[MATERIAL PROVIDED]

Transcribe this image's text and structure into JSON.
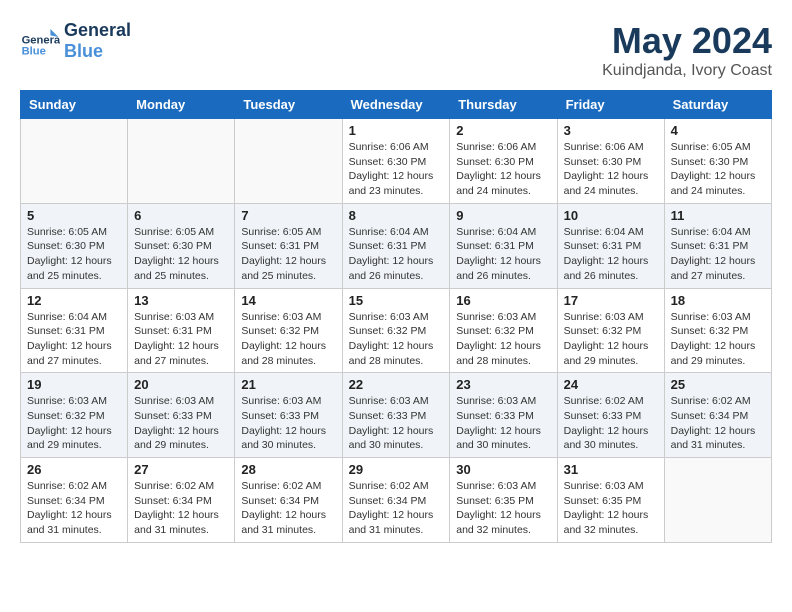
{
  "header": {
    "logo_line1": "General",
    "logo_line2": "Blue",
    "month_year": "May 2024",
    "location": "Kuindjanda, Ivory Coast"
  },
  "weekdays": [
    "Sunday",
    "Monday",
    "Tuesday",
    "Wednesday",
    "Thursday",
    "Friday",
    "Saturday"
  ],
  "weeks": [
    [
      {
        "day": "",
        "info": ""
      },
      {
        "day": "",
        "info": ""
      },
      {
        "day": "",
        "info": ""
      },
      {
        "day": "1",
        "info": "Sunrise: 6:06 AM\nSunset: 6:30 PM\nDaylight: 12 hours\nand 23 minutes."
      },
      {
        "day": "2",
        "info": "Sunrise: 6:06 AM\nSunset: 6:30 PM\nDaylight: 12 hours\nand 24 minutes."
      },
      {
        "day": "3",
        "info": "Sunrise: 6:06 AM\nSunset: 6:30 PM\nDaylight: 12 hours\nand 24 minutes."
      },
      {
        "day": "4",
        "info": "Sunrise: 6:05 AM\nSunset: 6:30 PM\nDaylight: 12 hours\nand 24 minutes."
      }
    ],
    [
      {
        "day": "5",
        "info": "Sunrise: 6:05 AM\nSunset: 6:30 PM\nDaylight: 12 hours\nand 25 minutes."
      },
      {
        "day": "6",
        "info": "Sunrise: 6:05 AM\nSunset: 6:30 PM\nDaylight: 12 hours\nand 25 minutes."
      },
      {
        "day": "7",
        "info": "Sunrise: 6:05 AM\nSunset: 6:31 PM\nDaylight: 12 hours\nand 25 minutes."
      },
      {
        "day": "8",
        "info": "Sunrise: 6:04 AM\nSunset: 6:31 PM\nDaylight: 12 hours\nand 26 minutes."
      },
      {
        "day": "9",
        "info": "Sunrise: 6:04 AM\nSunset: 6:31 PM\nDaylight: 12 hours\nand 26 minutes."
      },
      {
        "day": "10",
        "info": "Sunrise: 6:04 AM\nSunset: 6:31 PM\nDaylight: 12 hours\nand 26 minutes."
      },
      {
        "day": "11",
        "info": "Sunrise: 6:04 AM\nSunset: 6:31 PM\nDaylight: 12 hours\nand 27 minutes."
      }
    ],
    [
      {
        "day": "12",
        "info": "Sunrise: 6:04 AM\nSunset: 6:31 PM\nDaylight: 12 hours\nand 27 minutes."
      },
      {
        "day": "13",
        "info": "Sunrise: 6:03 AM\nSunset: 6:31 PM\nDaylight: 12 hours\nand 27 minutes."
      },
      {
        "day": "14",
        "info": "Sunrise: 6:03 AM\nSunset: 6:32 PM\nDaylight: 12 hours\nand 28 minutes."
      },
      {
        "day": "15",
        "info": "Sunrise: 6:03 AM\nSunset: 6:32 PM\nDaylight: 12 hours\nand 28 minutes."
      },
      {
        "day": "16",
        "info": "Sunrise: 6:03 AM\nSunset: 6:32 PM\nDaylight: 12 hours\nand 28 minutes."
      },
      {
        "day": "17",
        "info": "Sunrise: 6:03 AM\nSunset: 6:32 PM\nDaylight: 12 hours\nand 29 minutes."
      },
      {
        "day": "18",
        "info": "Sunrise: 6:03 AM\nSunset: 6:32 PM\nDaylight: 12 hours\nand 29 minutes."
      }
    ],
    [
      {
        "day": "19",
        "info": "Sunrise: 6:03 AM\nSunset: 6:32 PM\nDaylight: 12 hours\nand 29 minutes."
      },
      {
        "day": "20",
        "info": "Sunrise: 6:03 AM\nSunset: 6:33 PM\nDaylight: 12 hours\nand 29 minutes."
      },
      {
        "day": "21",
        "info": "Sunrise: 6:03 AM\nSunset: 6:33 PM\nDaylight: 12 hours\nand 30 minutes."
      },
      {
        "day": "22",
        "info": "Sunrise: 6:03 AM\nSunset: 6:33 PM\nDaylight: 12 hours\nand 30 minutes."
      },
      {
        "day": "23",
        "info": "Sunrise: 6:03 AM\nSunset: 6:33 PM\nDaylight: 12 hours\nand 30 minutes."
      },
      {
        "day": "24",
        "info": "Sunrise: 6:02 AM\nSunset: 6:33 PM\nDaylight: 12 hours\nand 30 minutes."
      },
      {
        "day": "25",
        "info": "Sunrise: 6:02 AM\nSunset: 6:34 PM\nDaylight: 12 hours\nand 31 minutes."
      }
    ],
    [
      {
        "day": "26",
        "info": "Sunrise: 6:02 AM\nSunset: 6:34 PM\nDaylight: 12 hours\nand 31 minutes."
      },
      {
        "day": "27",
        "info": "Sunrise: 6:02 AM\nSunset: 6:34 PM\nDaylight: 12 hours\nand 31 minutes."
      },
      {
        "day": "28",
        "info": "Sunrise: 6:02 AM\nSunset: 6:34 PM\nDaylight: 12 hours\nand 31 minutes."
      },
      {
        "day": "29",
        "info": "Sunrise: 6:02 AM\nSunset: 6:34 PM\nDaylight: 12 hours\nand 31 minutes."
      },
      {
        "day": "30",
        "info": "Sunrise: 6:03 AM\nSunset: 6:35 PM\nDaylight: 12 hours\nand 32 minutes."
      },
      {
        "day": "31",
        "info": "Sunrise: 6:03 AM\nSunset: 6:35 PM\nDaylight: 12 hours\nand 32 minutes."
      },
      {
        "day": "",
        "info": ""
      }
    ]
  ]
}
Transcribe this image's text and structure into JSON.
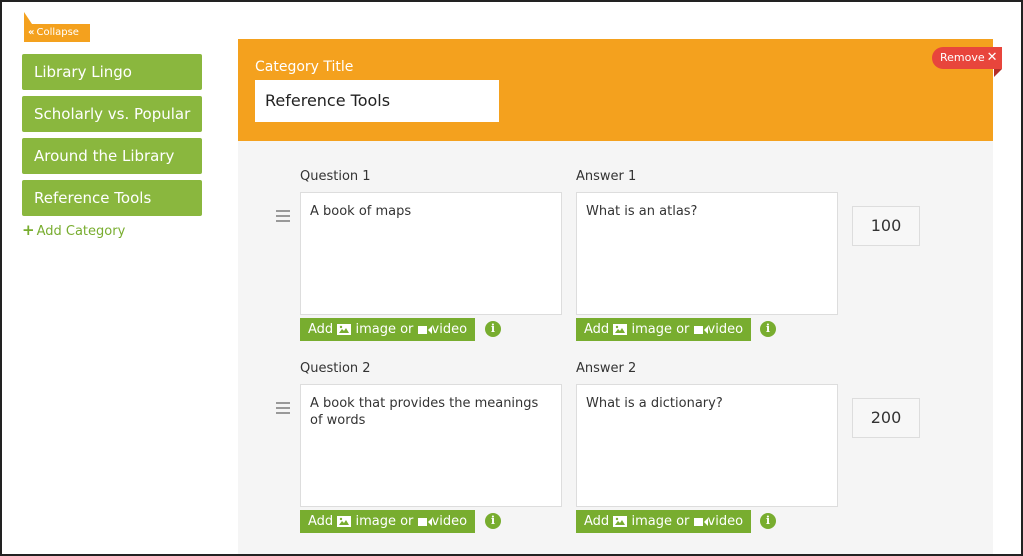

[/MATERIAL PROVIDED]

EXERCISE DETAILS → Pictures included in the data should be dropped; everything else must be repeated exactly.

TASK ANSWER →
Transcribe this image's text and structure into JSON.
{
  "header": {
    "logo_line1": "General",
    "logo_line2": "Blue",
    "month_year": "May 2024",
    "location": "Kuindjanda, Ivory Coast"
  },
  "weekdays": [
    "Sunday",
    "Monday",
    "Tuesday",
    "Wednesday",
    "Thursday",
    "Friday",
    "Saturday"
  ],
  "weeks": [
    [
      {
        "day": "",
        "info": ""
      },
      {
        "day": "",
        "info": ""
      },
      {
        "day": "",
        "info": ""
      },
      {
        "day": "1",
        "info": "Sunrise: 6:06 AM\nSunset: 6:30 PM\nDaylight: 12 hours\nand 23 minutes."
      },
      {
        "day": "2",
        "info": "Sunrise: 6:06 AM\nSunset: 6:30 PM\nDaylight: 12 hours\nand 24 minutes."
      },
      {
        "day": "3",
        "info": "Sunrise: 6:06 AM\nSunset: 6:30 PM\nDaylight: 12 hours\nand 24 minutes."
      },
      {
        "day": "4",
        "info": "Sunrise: 6:05 AM\nSunset: 6:30 PM\nDaylight: 12 hours\nand 24 minutes."
      }
    ],
    [
      {
        "day": "5",
        "info": "Sunrise: 6:05 AM\nSunset: 6:30 PM\nDaylight: 12 hours\nand 25 minutes."
      },
      {
        "day": "6",
        "info": "Sunrise: 6:05 AM\nSunset: 6:30 PM\nDaylight: 12 hours\nand 25 minutes."
      },
      {
        "day": "7",
        "info": "Sunrise: 6:05 AM\nSunset: 6:31 PM\nDaylight: 12 hours\nand 25 minutes."
      },
      {
        "day": "8",
        "info": "Sunrise: 6:04 AM\nSunset: 6:31 PM\nDaylight: 12 hours\nand 26 minutes."
      },
      {
        "day": "9",
        "info": "Sunrise: 6:04 AM\nSunset: 6:31 PM\nDaylight: 12 hours\nand 26 minutes."
      },
      {
        "day": "10",
        "info": "Sunrise: 6:04 AM\nSunset: 6:31 PM\nDaylight: 12 hours\nand 26 minutes."
      },
      {
        "day": "11",
        "info": "Sunrise: 6:04 AM\nSunset: 6:31 PM\nDaylight: 12 hours\nand 27 minutes."
      }
    ],
    [
      {
        "day": "12",
        "info": "Sunrise: 6:04 AM\nSunset: 6:31 PM\nDaylight: 12 hours\nand 27 minutes."
      },
      {
        "day": "13",
        "info": "Sunrise: 6:03 AM\nSunset: 6:31 PM\nDaylight: 12 hours\nand 27 minutes."
      },
      {
        "day": "14",
        "info": "Sunrise: 6:03 AM\nSunset: 6:32 PM\nDaylight: 12 hours\nand 28 minutes."
      },
      {
        "day": "15",
        "info": "Sunrise: 6:03 AM\nSunset: 6:32 PM\nDaylight: 12 hours\nand 28 minutes."
      },
      {
        "day": "16",
        "info": "Sunrise: 6:03 AM\nSunset: 6:32 PM\nDaylight: 12 hours\nand 28 minutes."
      },
      {
        "day": "17",
        "info": "Sunrise: 6:03 AM\nSunset: 6:32 PM\nDaylight: 12 hours\nand 29 minutes."
      },
      {
        "day": "18",
        "info": "Sunrise: 6:03 AM\nSunset: 6:32 PM\nDaylight: 12 hours\nand 29 minutes."
      }
    ],
    [
      {
        "day": "19",
        "info": "Sunrise: 6:03 AM\nSunset: 6:32 PM\nDaylight: 12 hours\nand 29 minutes."
      },
      {
        "day": "20",
        "info": "Sunrise: 6:03 AM\nSunset: 6:33 PM\nDaylight: 12 hours\nand 29 minutes."
      },
      {
        "day": "21",
        "info": "Sunrise: 6:03 AM\nSunset: 6:33 PM\nDaylight: 12 hours\nand 30 minutes."
      },
      {
        "day": "22",
        "info": "Sunrise: 6:03 AM\nSunset: 6:33 PM\nDaylight: 12 hours\nand 30 minutes."
      },
      {
        "day": "23",
        "info": "Sunrise: 6:03 AM\nSunset: 6:33 PM\nDaylight: 12 hours\nand 30 minutes."
      },
      {
        "day": "24",
        "info": "Sunrise: 6:02 AM\nSunset: 6:33 PM\nDaylight: 12 hours\nand 30 minutes."
      },
      {
        "day": "25",
        "info": "Sunrise: 6:02 AM\nSunset: 6:34 PM\nDaylight: 12 hours\nand 31 minutes."
      }
    ],
    [
      {
        "day": "26",
        "info": "Sunrise: 6:02 AM\nSunset: 6:34 PM\nDaylight: 12 hours\nand 31 minutes."
      },
      {
        "day": "27",
        "info": "Sunrise: 6:02 AM\nSunset: 6:34 PM\nDaylight: 12 hours\nand 31 minutes."
      },
      {
        "day": "28",
        "info": "Sunrise: 6:02 AM\nSunset: 6:34 PM\nDaylight: 12 hours\nand 31 minutes."
      },
      {
        "day": "29",
        "info": "Sunrise: 6:02 AM\nSunset: 6:34 PM\nDaylight: 12 hours\nand 31 minutes."
      },
      {
        "day": "30",
        "info": "Sunrise: 6:03 AM\nSunset: 6:35 PM\nDaylight: 12 hours\nand 32 minutes."
      },
      {
        "day": "31",
        "info": "Sunrise: 6:03 AM\nSunset: 6:35 PM\nDaylight: 12 hours\nand 32 minutes."
      },
      {
        "day": "",
        "info": ""
      }
    ]
  ]
}
Transcribe this image's text and structure into JSON.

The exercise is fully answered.